We would like to extend a warm welcome to Kirsten Peterson Johansen who has joined the Conservancy’s executive team as Chief of External Affairs. Working closely with President and CEO Whitney Latorre and the executive team, Johansen will lead and inspire an integrated team, engage with devoted, generous board members, and partner with scientists and educators. In this role, Johansen will be leading development, membership, marketing, communications, campaigns, and special events. She most recently served as Assistant Dean of the USC School of Architecture, for Advancement, and previously held leadership roles at the Phoenix Art Museum, National Park Foundation (philanthropic arm of the National Park Service), Smithsonian Institution, and the National Trust for Historic Preservation. She is excited to join the Catalina Island Conservancy team and help promote its mission of education, conservation, and recreation.



Invasive Monoculture to Thriving Ecosystem

Three sections along Stage Road are getting a refresh! From invasive monoculture to thriving native ecosystem, this multiyear process is coming along with a little help from our friends. You may have noticed Conservation Corps of Long Beach working hard along the roadways the last several months. After Cal FIRE funded removal of sections of aggressive flax-leaf broom (Genista linifolia), Conservation Corps has been laying jute cloth to help with erosion control. Without additional intervention, these slopes would revert to being covered by the invasive shrub.Because of the persistent nature of Genista linifolia, more site preparation will take place in the coming months before planting native species next fall. We have identified this area as an opportunity to potentially start with flora that are not high on the menu for invasive herbivores, such as lemonade berry (Rhus integrifolia), black sage (Salvia mellifera), sticky monkey flower (Diplacus puniceus), and more island chaparral. This will increase biodiversity, prevent erosion, reduce threat of fire, and beautify the landscape. See the full list of Catalina Island’s native plants by clicking the link below.
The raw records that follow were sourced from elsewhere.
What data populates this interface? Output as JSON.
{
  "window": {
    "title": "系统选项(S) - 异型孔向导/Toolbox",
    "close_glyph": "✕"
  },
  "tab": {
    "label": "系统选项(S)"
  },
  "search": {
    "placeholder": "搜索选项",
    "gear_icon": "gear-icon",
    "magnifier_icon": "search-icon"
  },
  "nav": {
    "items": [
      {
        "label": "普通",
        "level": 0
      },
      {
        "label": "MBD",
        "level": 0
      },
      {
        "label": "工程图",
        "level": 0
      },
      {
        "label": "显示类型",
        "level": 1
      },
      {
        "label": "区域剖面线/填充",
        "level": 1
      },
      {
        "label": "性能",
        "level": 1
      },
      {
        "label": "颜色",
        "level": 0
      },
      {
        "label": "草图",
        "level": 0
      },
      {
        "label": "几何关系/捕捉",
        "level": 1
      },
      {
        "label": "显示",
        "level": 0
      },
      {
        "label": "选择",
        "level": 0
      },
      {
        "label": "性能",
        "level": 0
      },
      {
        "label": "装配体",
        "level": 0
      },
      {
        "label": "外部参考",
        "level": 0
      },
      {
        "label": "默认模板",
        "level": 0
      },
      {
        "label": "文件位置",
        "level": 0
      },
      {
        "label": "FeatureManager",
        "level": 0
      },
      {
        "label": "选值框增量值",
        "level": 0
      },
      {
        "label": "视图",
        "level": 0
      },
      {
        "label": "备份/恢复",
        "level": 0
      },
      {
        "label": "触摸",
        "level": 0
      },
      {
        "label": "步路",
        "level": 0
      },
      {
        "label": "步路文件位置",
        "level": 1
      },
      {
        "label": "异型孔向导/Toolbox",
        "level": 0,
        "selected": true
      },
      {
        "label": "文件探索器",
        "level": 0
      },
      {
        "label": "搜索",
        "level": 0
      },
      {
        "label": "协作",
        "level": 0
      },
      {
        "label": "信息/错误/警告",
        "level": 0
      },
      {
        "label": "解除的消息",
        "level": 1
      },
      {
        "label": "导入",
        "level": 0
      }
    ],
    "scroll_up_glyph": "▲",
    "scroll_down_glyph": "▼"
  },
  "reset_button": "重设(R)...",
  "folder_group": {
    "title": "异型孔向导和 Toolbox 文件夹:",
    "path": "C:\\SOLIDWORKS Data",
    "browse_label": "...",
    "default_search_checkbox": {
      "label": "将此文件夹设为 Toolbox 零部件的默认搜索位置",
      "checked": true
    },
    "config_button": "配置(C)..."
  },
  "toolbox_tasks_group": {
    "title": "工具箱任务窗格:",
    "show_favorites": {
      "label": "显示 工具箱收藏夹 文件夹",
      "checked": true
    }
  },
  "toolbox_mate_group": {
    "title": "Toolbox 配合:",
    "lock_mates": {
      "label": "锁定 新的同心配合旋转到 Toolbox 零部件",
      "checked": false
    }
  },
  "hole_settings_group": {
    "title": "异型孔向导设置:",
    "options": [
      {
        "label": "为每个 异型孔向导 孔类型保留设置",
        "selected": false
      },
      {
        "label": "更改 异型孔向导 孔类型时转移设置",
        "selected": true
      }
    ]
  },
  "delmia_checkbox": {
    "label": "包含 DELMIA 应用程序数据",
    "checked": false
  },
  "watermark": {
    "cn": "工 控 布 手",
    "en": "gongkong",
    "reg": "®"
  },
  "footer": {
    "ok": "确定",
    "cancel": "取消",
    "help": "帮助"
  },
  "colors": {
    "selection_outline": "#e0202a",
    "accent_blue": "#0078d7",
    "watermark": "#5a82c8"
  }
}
Community Festival

We value our Catalina community! The Conservancy got into the autumn spirit this October, participating in City of Avalon’s Fall Carnival to support Avalon Schools and local nonprofits. The community enjoyed carnival-inspired games, food, live music, and a beach-side pumpkin patch. At the Catalina Island Conservancy booth, locals and visitors could work with our education department to make holiday ornaments out of pinecones. Creations included owls, foxes, spiders, jack o’lanterns, and bats. We hope everyone enjoys the cozy fall season. For more upcoming events and activities visit the link below.
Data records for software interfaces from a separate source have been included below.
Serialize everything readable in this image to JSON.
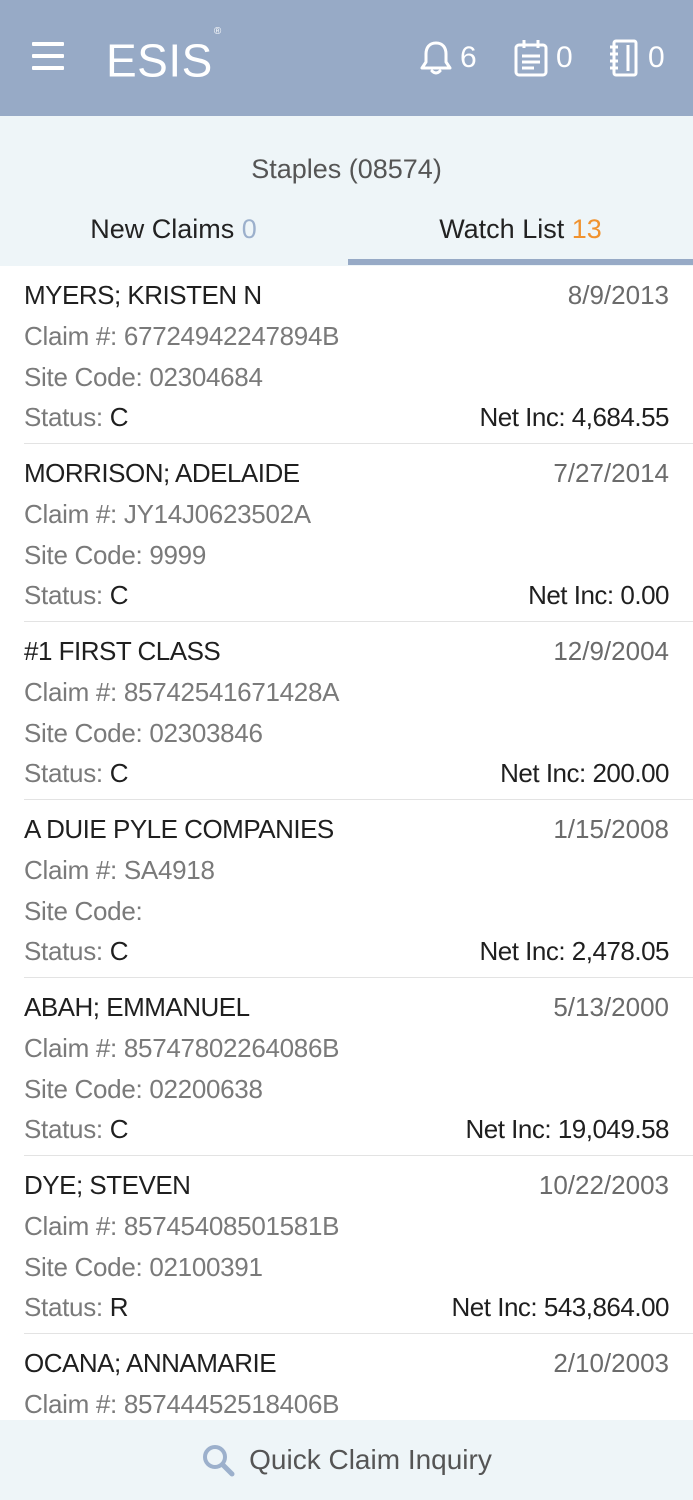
{
  "header": {
    "logo": "ESIS",
    "logo_mark": "®",
    "notifications_count": "6",
    "calendar_count": "0",
    "documents_count": "0"
  },
  "client": "Staples (08574)",
  "tabs": {
    "new_claims": {
      "label": "New Claims",
      "count": "0"
    },
    "watch_list": {
      "label": "Watch List",
      "count": "13"
    }
  },
  "labels": {
    "claim": "Claim #: ",
    "site": "Site Code: ",
    "status": "Status: ",
    "netinc": "Net Inc: "
  },
  "claims": [
    {
      "name": "MYERS; KRISTEN N",
      "date": "8/9/2013",
      "claim_no": "67724942247894B",
      "site_code": "02304684",
      "status": "C",
      "net_inc": "4,684.55"
    },
    {
      "name": "MORRISON; ADELAIDE",
      "date": "7/27/2014",
      "claim_no": "JY14J0623502A",
      "site_code": "9999",
      "status": "C",
      "net_inc": "0.00"
    },
    {
      "name": "#1 FIRST CLASS",
      "date": "12/9/2004",
      "claim_no": "85742541671428A",
      "site_code": "02303846",
      "status": "C",
      "net_inc": "200.00"
    },
    {
      "name": "A DUIE PYLE COMPANIES",
      "date": "1/15/2008",
      "claim_no": "SA4918",
      "site_code": "",
      "status": "C",
      "net_inc": "2,478.05"
    },
    {
      "name": "ABAH; EMMANUEL",
      "date": "5/13/2000",
      "claim_no": "85747802264086B",
      "site_code": "02200638",
      "status": "C",
      "net_inc": "19,049.58"
    },
    {
      "name": "DYE; STEVEN",
      "date": "10/22/2003",
      "claim_no": "85745408501581B",
      "site_code": "02100391",
      "status": "R",
      "net_inc": "543,864.00"
    },
    {
      "name": "OCANA; ANNAMARIE",
      "date": "2/10/2003",
      "claim_no": "85744452518406B",
      "site_code": "",
      "status": "",
      "net_inc": ""
    }
  ],
  "bottom": {
    "label": "Quick Claim Inquiry"
  },
  "colors": {
    "header_bg": "#97aac6",
    "subheader_bg": "#eef5f8",
    "count_blue": "#9cb0cc",
    "count_orange": "#f0922e"
  }
}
The Art of Conservation

Each year, artists pack up their palettes and head to Catalina Island, translating meaningful conservation work into impactful art pieces. These works are showcased at the Catalina Island Conservancy: The Wild Side Art Show & Sale. This year’s show brought together artists and those who love Catalina to support the vital conservation, education, and recreation programs of the Conservancy. Prior to the show, those who registered previewed works in a virtual brochure and watched artist videos with descriptions of their works. Supporters purchased dozens of paintings, with proceeds helping promote the resilience of Catalina Island. Miss the show? There is still time to bring a piece of Catalina home. Select pieces are available online through November 3.
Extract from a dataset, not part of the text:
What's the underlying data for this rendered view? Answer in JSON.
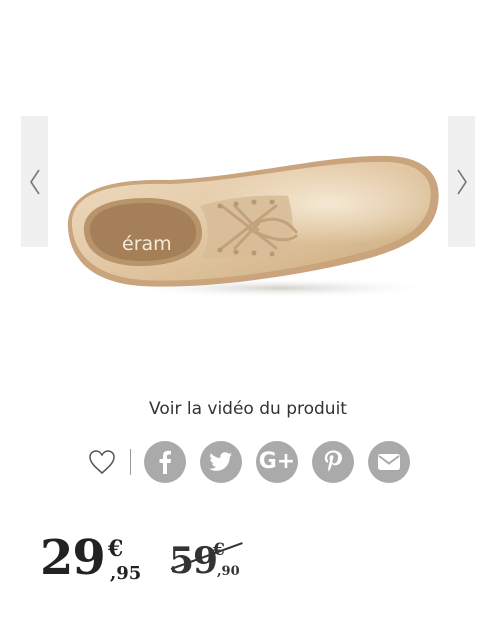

This E-News article was originally released to our subscribers via our email newsletter. If you would like to receive articles like this one, directly to your inbox, sign up below!